Review of this lovely small Metropolitan Museum show by Sharon Lorenzo
Design for Eternity is a show at the Metropolitan Museum that has brought together loans from many public and private collections in the Americas to explore funerary objects and traditions from cultures that thrived before European contact. It is a beautiful small installation with as much explanation as scholars can provide since the usage of many of these items remains a mystery to be solved in the years ahead.
Pre-Columbian architectural models made of ceramic, stone, wood or metal are often called effigies as most of them have been found in burial sites. They have both fascinated scholars and stumped them as to their real use and significance. Some have suggested that they were houses for the wandering soul of the deceased or used in funerary ceremonies as vessels for the next life
House Model, Nayarit, Mexico. 100-300 AD
In this example, we can see a guest arriving at the door of a two story ceramic home where the dog is at the lower entry sniffing the food which is being prepared under the thatched roof hut. The peaked roof has an almost oriental tilt to its design.
Temple Model, Mezcala Style, Mexico, 200-800 AD.
While the ceramic effigy seems to model the life of the villages, the stone temple models such as this one found in a burial in western Mexico are less clear as to their intended purpose. One scholar has suggested that they were offerings to the dead, and another suggests that it is a symbol of the supreme authority of the deceased.
Vessel from the Moche Culture, Peru. 400-600 AD

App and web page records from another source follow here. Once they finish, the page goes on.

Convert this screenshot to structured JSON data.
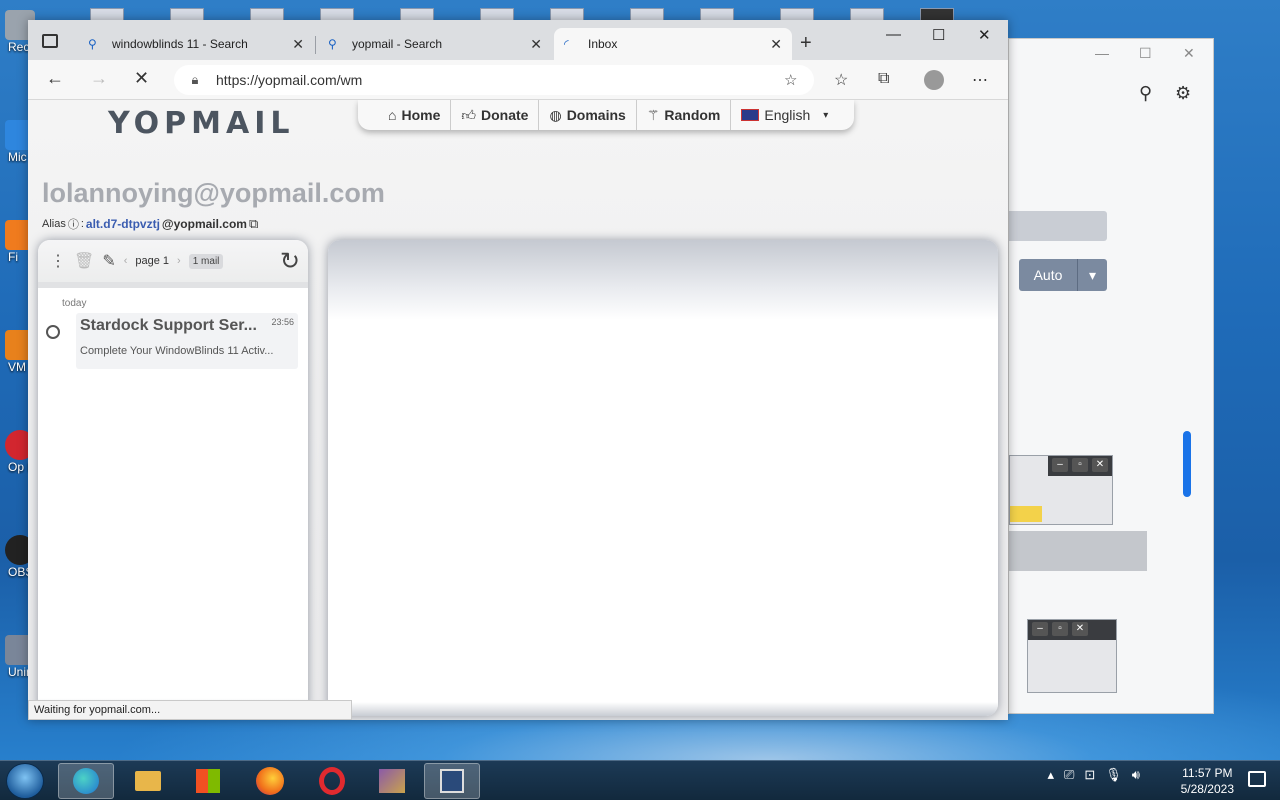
{
  "desktop": {
    "icon_labels": [
      "Recy",
      "Mic E",
      "Fi",
      "VM Wor",
      "Op Br",
      "OBS",
      "Unin"
    ]
  },
  "browser": {
    "tabs": [
      {
        "title": "windowblinds 11 - Search",
        "icon": "search-icon"
      },
      {
        "title": "yopmail - Search",
        "icon": "search-icon"
      },
      {
        "title": "Inbox",
        "icon": "loading-icon"
      }
    ],
    "url": "https://yopmail.com/wm",
    "status": "Waiting for yopmail.com..."
  },
  "page": {
    "logo": "YOPMAIL",
    "nav": [
      {
        "label": "Home",
        "icon": "home-icon"
      },
      {
        "label": "Donate",
        "icon": "thumbs-up-icon"
      },
      {
        "label": "Domains",
        "icon": "globe-icon"
      },
      {
        "label": "Random",
        "icon": "wand-icon"
      }
    ],
    "language": "English",
    "email": "lolannoying@yopmail.com",
    "alias_label": "Alias",
    "alias_address": "alt.d7-dtpvztj",
    "alias_domain": "@yopmail.com",
    "mailbox": {
      "page_label": "page 1",
      "count_label": "1 mail",
      "day_label": "today",
      "mails": [
        {
          "sender": "Stardock Support Ser...",
          "time": "23:56",
          "subject": "Complete Your WindowBlinds 11 Activ..."
        }
      ]
    }
  },
  "background_window": {
    "auto_label": "Auto"
  },
  "taskbar": {
    "time": "11:57 PM",
    "date": "5/28/2023"
  }
}
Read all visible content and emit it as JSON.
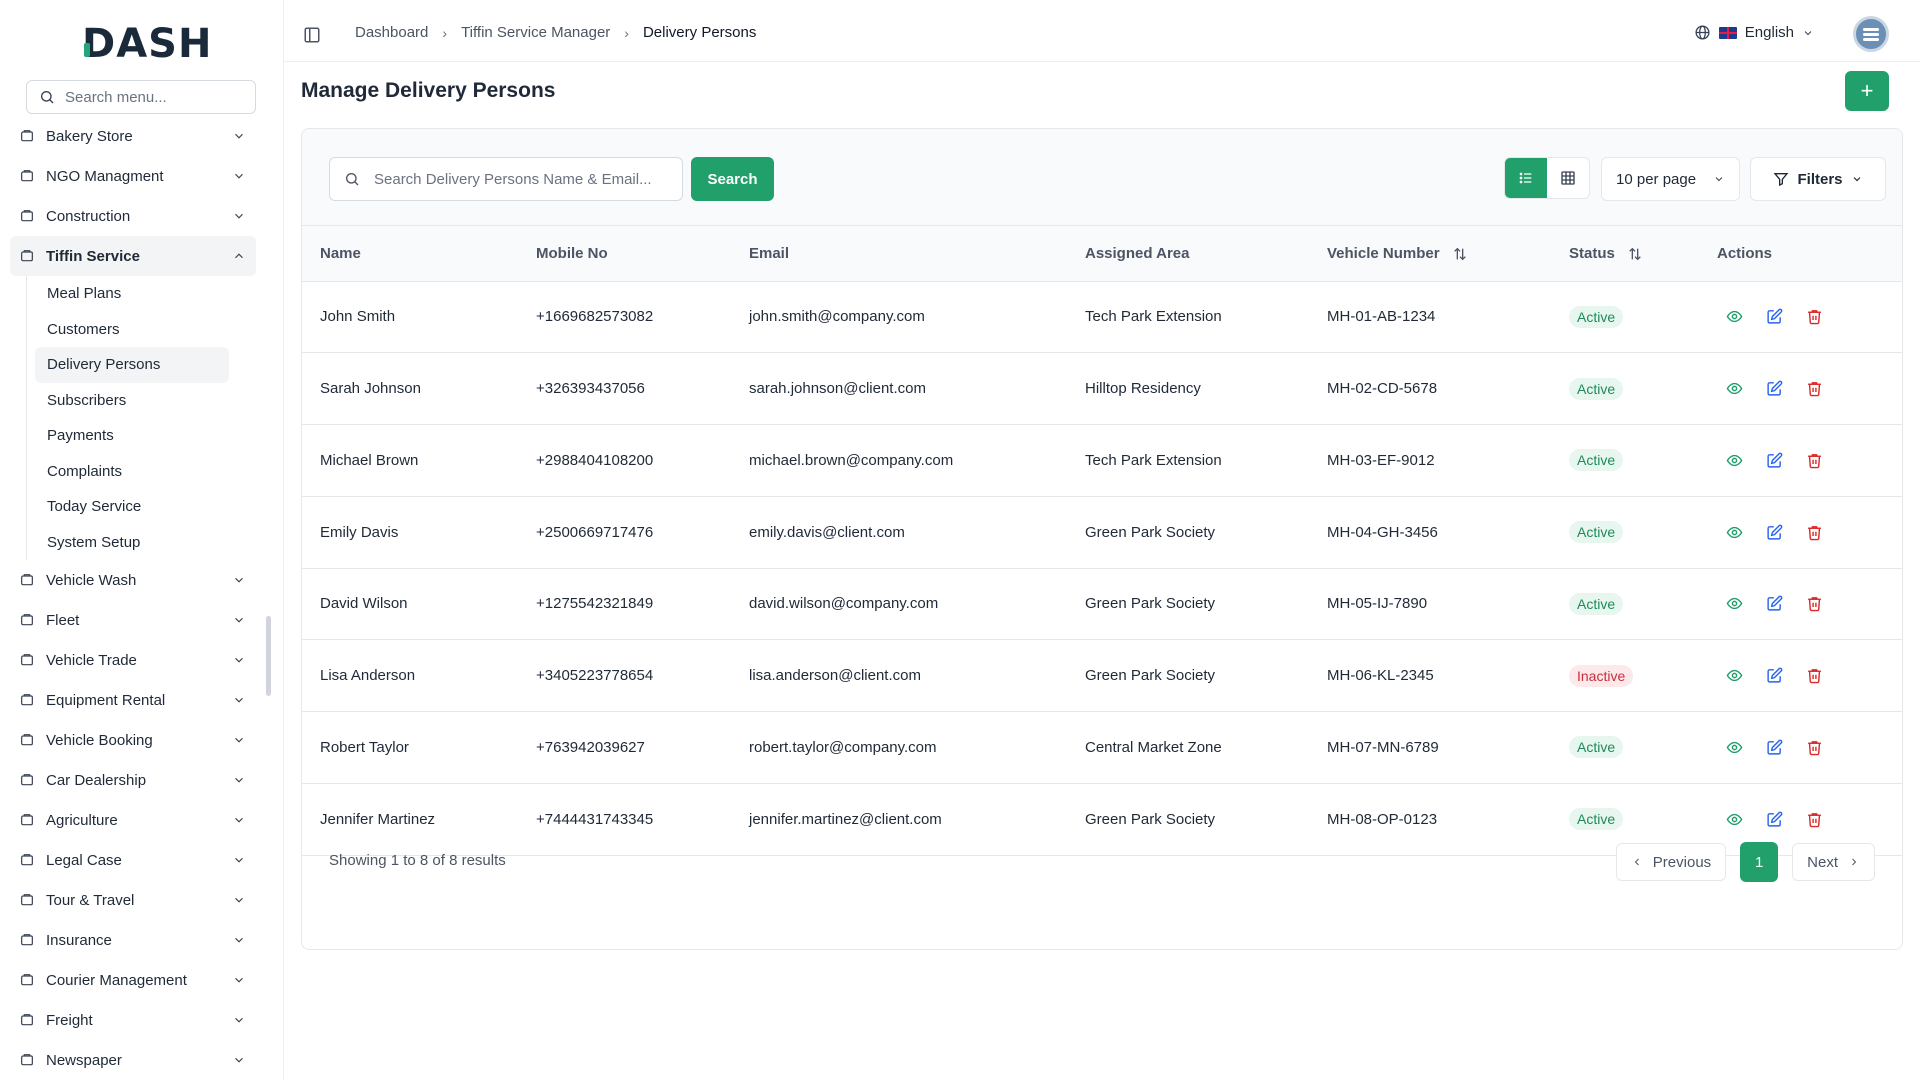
{
  "brand": {
    "logo": "DASH",
    "accent": "#22a06b"
  },
  "sidebar": {
    "search_placeholder": "Search menu...",
    "items_top": [
      {
        "label": "Bakery Store",
        "icon": "store-icon"
      },
      {
        "label": "NGO Managment",
        "icon": "handshake-icon"
      },
      {
        "label": "Construction",
        "icon": "crane-icon"
      }
    ],
    "active_group": {
      "label": "Tiffin Service",
      "icon": "tiffin-icon",
      "children": [
        "Meal Plans",
        "Customers",
        "Delivery Persons",
        "Subscribers",
        "Payments",
        "Complaints",
        "Today Service",
        "System Setup"
      ],
      "active_child": "Delivery Persons"
    },
    "items_bottom": [
      {
        "label": "Vehicle Wash",
        "icon": "car-wash-icon"
      },
      {
        "label": "Fleet",
        "icon": "fleet-icon"
      },
      {
        "label": "Vehicle Trade",
        "icon": "bike-icon"
      },
      {
        "label": "Equipment Rental",
        "icon": "wrench-icon"
      },
      {
        "label": "Vehicle Booking",
        "icon": "booking-icon"
      },
      {
        "label": "Car Dealership",
        "icon": "car-icon"
      },
      {
        "label": "Agriculture",
        "icon": "tractor-icon"
      },
      {
        "label": "Legal Case",
        "icon": "scale-icon"
      },
      {
        "label": "Tour & Travel",
        "icon": "plane-icon"
      },
      {
        "label": "Insurance",
        "icon": "shield-icon"
      },
      {
        "label": "Courier Management",
        "icon": "truck-icon"
      },
      {
        "label": "Freight",
        "icon": "container-icon"
      },
      {
        "label": "Newspaper",
        "icon": "newspaper-icon"
      }
    ]
  },
  "header": {
    "breadcrumb": [
      "Dashboard",
      "Tiffin Service Manager",
      "Delivery Persons"
    ],
    "language": "English"
  },
  "page": {
    "title": "Manage Delivery Persons",
    "add_label": "+"
  },
  "toolbar": {
    "search_placeholder": "Search Delivery Persons Name & Email...",
    "search_button": "Search",
    "per_page": "10 per page",
    "filters": "Filters"
  },
  "table": {
    "columns": [
      "Name",
      "Mobile No",
      "Email",
      "Assigned Area",
      "Vehicle Number",
      "Status",
      "Actions"
    ],
    "rows": [
      {
        "name": "John Smith",
        "mobile": "+1669682573082",
        "email": "john.smith@company.com",
        "area": "Tech Park Extension",
        "vehicle": "MH-01-AB-1234",
        "status": "Active"
      },
      {
        "name": "Sarah Johnson",
        "mobile": "+326393437056",
        "email": "sarah.johnson@client.com",
        "area": "Hilltop Residency",
        "vehicle": "MH-02-CD-5678",
        "status": "Active"
      },
      {
        "name": "Michael Brown",
        "mobile": "+2988404108200",
        "email": "michael.brown@company.com",
        "area": "Tech Park Extension",
        "vehicle": "MH-03-EF-9012",
        "status": "Active"
      },
      {
        "name": "Emily Davis",
        "mobile": "+2500669717476",
        "email": "emily.davis@client.com",
        "area": "Green Park Society",
        "vehicle": "MH-04-GH-3456",
        "status": "Active"
      },
      {
        "name": "David Wilson",
        "mobile": "+1275542321849",
        "email": "david.wilson@company.com",
        "area": "Green Park Society",
        "vehicle": "MH-05-IJ-7890",
        "status": "Active"
      },
      {
        "name": "Lisa Anderson",
        "mobile": "+3405223778654",
        "email": "lisa.anderson@client.com",
        "area": "Green Park Society",
        "vehicle": "MH-06-KL-2345",
        "status": "Inactive"
      },
      {
        "name": "Robert Taylor",
        "mobile": "+763942039627",
        "email": "robert.taylor@company.com",
        "area": "Central Market Zone",
        "vehicle": "MH-07-MN-6789",
        "status": "Active"
      },
      {
        "name": "Jennifer Martinez",
        "mobile": "+7444431743345",
        "email": "jennifer.martinez@client.com",
        "area": "Green Park Society",
        "vehicle": "MH-08-OP-0123",
        "status": "Active"
      }
    ]
  },
  "pagination": {
    "summary": "Showing 1 to 8 of 8 results",
    "previous": "Previous",
    "current_page": "1",
    "next": "Next"
  }
}
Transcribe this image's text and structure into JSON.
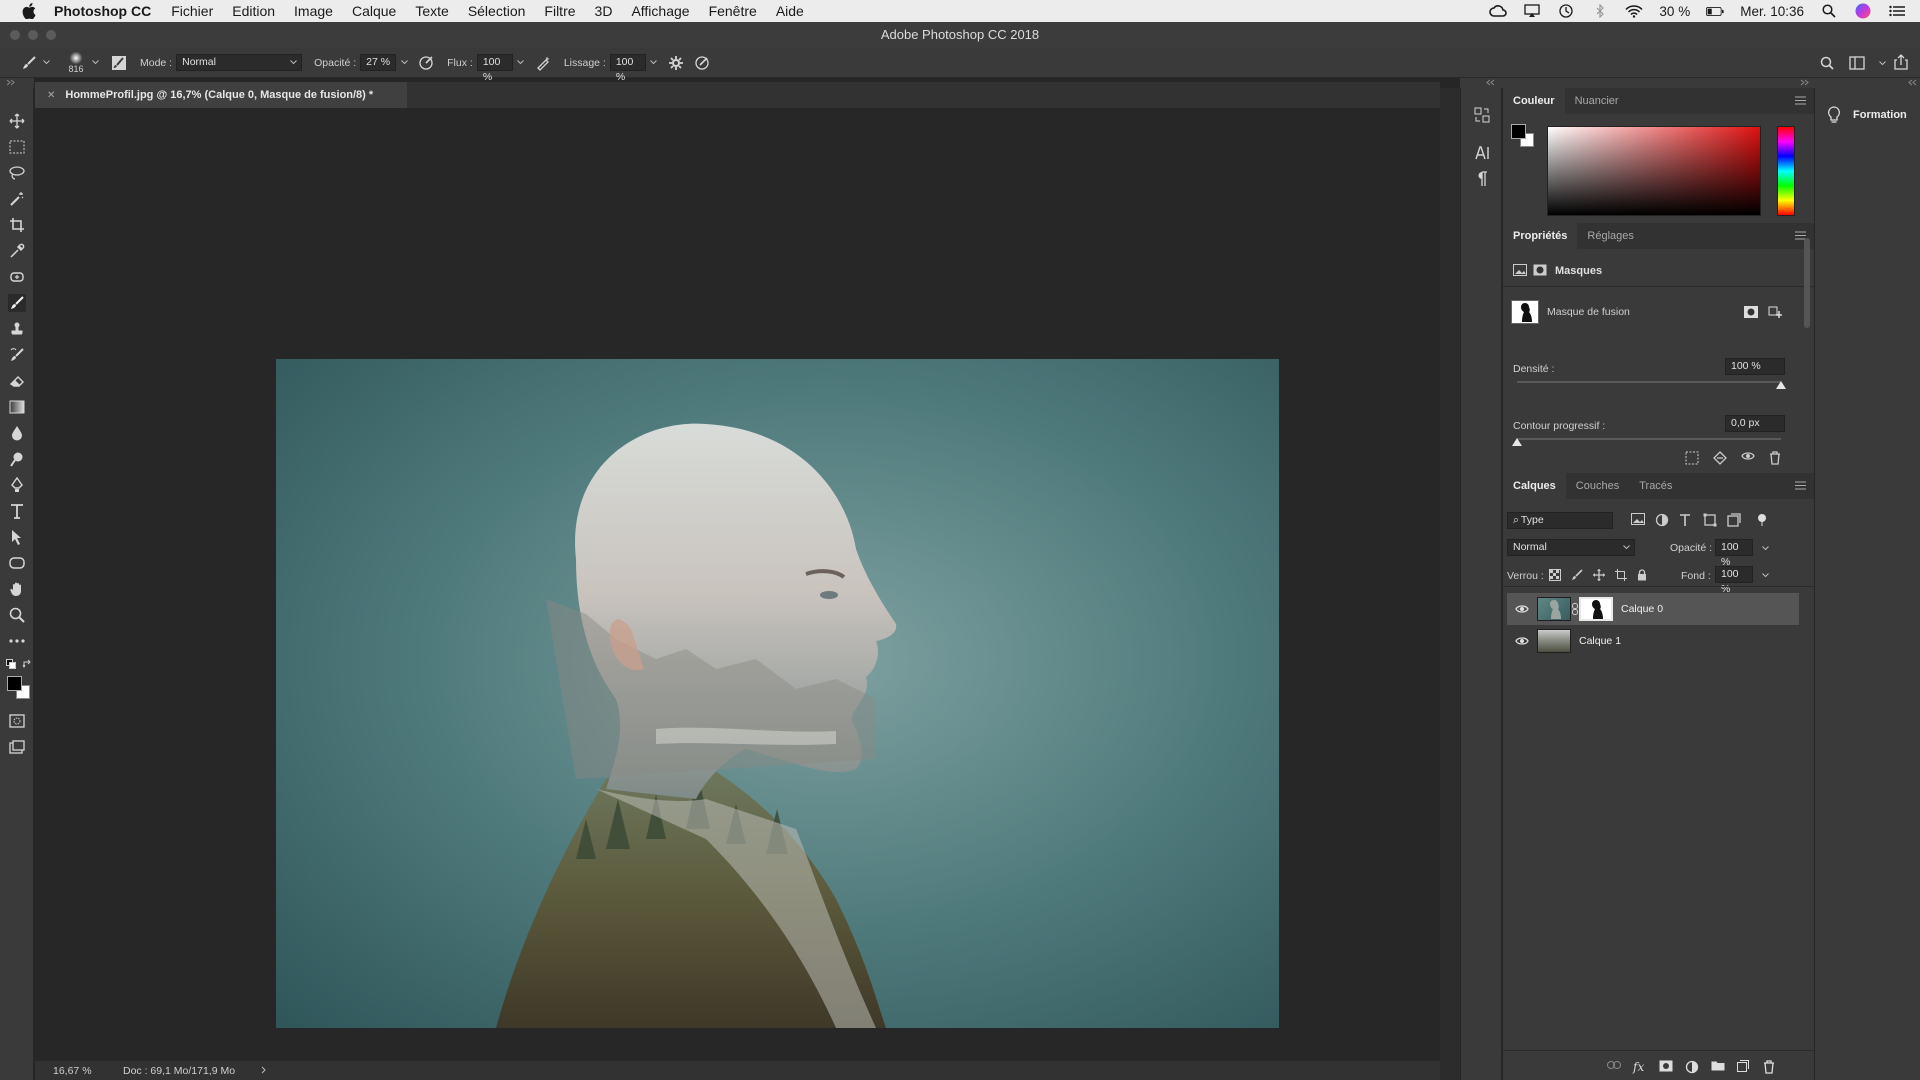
{
  "menubar": {
    "app_name": "Photoshop CC",
    "items": [
      "Fichier",
      "Edition",
      "Image",
      "Calque",
      "Texte",
      "Sélection",
      "Filtre",
      "3D",
      "Affichage",
      "Fenêtre",
      "Aide"
    ],
    "battery": "30 %",
    "clock": "Mer. 10:36"
  },
  "window": {
    "title": "Adobe Photoshop CC 2018"
  },
  "options": {
    "brush_size": "816",
    "mode_label": "Mode :",
    "mode_value": "Normal",
    "opacity_label": "Opacité :",
    "opacity_value": "27 %",
    "flow_label": "Flux :",
    "flow_value": "100 %",
    "smoothing_label": "Lissage :",
    "smoothing_value": "100 %"
  },
  "document": {
    "tab_title": "HommeProfil.jpg @ 16,7% (Calque 0, Masque de fusion/8) *",
    "zoom": "16,67 %",
    "doc_info": "Doc : 69,1 Mo/171,9 Mo"
  },
  "color_panel": {
    "tabs": [
      "Couleur",
      "Nuancier"
    ],
    "accent_hue": "#e01010"
  },
  "properties_panel": {
    "tabs": [
      "Propriétés",
      "Réglages"
    ],
    "section": "Masques",
    "mask_name": "Masque de fusion",
    "density_label": "Densité :",
    "density_value": "100 %",
    "density_level": 1.0,
    "feather_label": "Contour progressif :",
    "feather_value": "0,0 px",
    "feather_level": 0.0
  },
  "layers_panel": {
    "tabs": [
      "Calques",
      "Couches",
      "Tracés"
    ],
    "filter_value": "Type",
    "blend_mode": "Normal",
    "opacity_label": "Opacité :",
    "opacity_value": "100 %",
    "lock_label": "Verrou :",
    "fill_label": "Fond :",
    "fill_value": "100 %",
    "layers": [
      {
        "name": "Calque 0",
        "selected": true
      },
      {
        "name": "Calque 1",
        "selected": false
      }
    ]
  },
  "learn_panel": {
    "label": "Formation"
  }
}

This highly decorated vessel appears to have both snails and cats decorating its rising circular platform which culminate in the effigy of the deceased seated on top as a distinguished personality. The open spout suggests that it was either used as a whistle or perhaps to store liquids such as the local beverage known as “ chicha.” This Moche culture flourished on the northern coast of Peru.
One of the most spectacular models in this exhibition is made out of silver from 1300-1500 AD from the Chimu culture in Peru. This bottle shape might also have been used for a ritual drinking ceremony. We can see a central figure with a crown and two attendants at his feet seated on what appear to be temple steps.
Silver stirrup vessel, Chimu culture, 1300-1500 AD
Some of these vessels were found with images of what look like mummies which are bound in cloth decorated with pieces of shell. Their presence adds to the theory that these elite burials had ritual meaning for both the living and their deceased ancestors. Design for Eternity shows us how diverse and sophisticated the funerary practices were in Mesoamerican communities before the arrival of European cultures.
The Metropolitan Museum of Art– October 26, 2015 to September 18,2016
 Joanne Pillsbury, Building for the Beyond: Architectural Models from the Ancient Americas, Design for Eternity, The Metropolitan Museum, 2015 pp. 23.
 Juliet Wiersema, The Art of Ancient Andean Architectural Representations,Design for Eternity, pp. 71.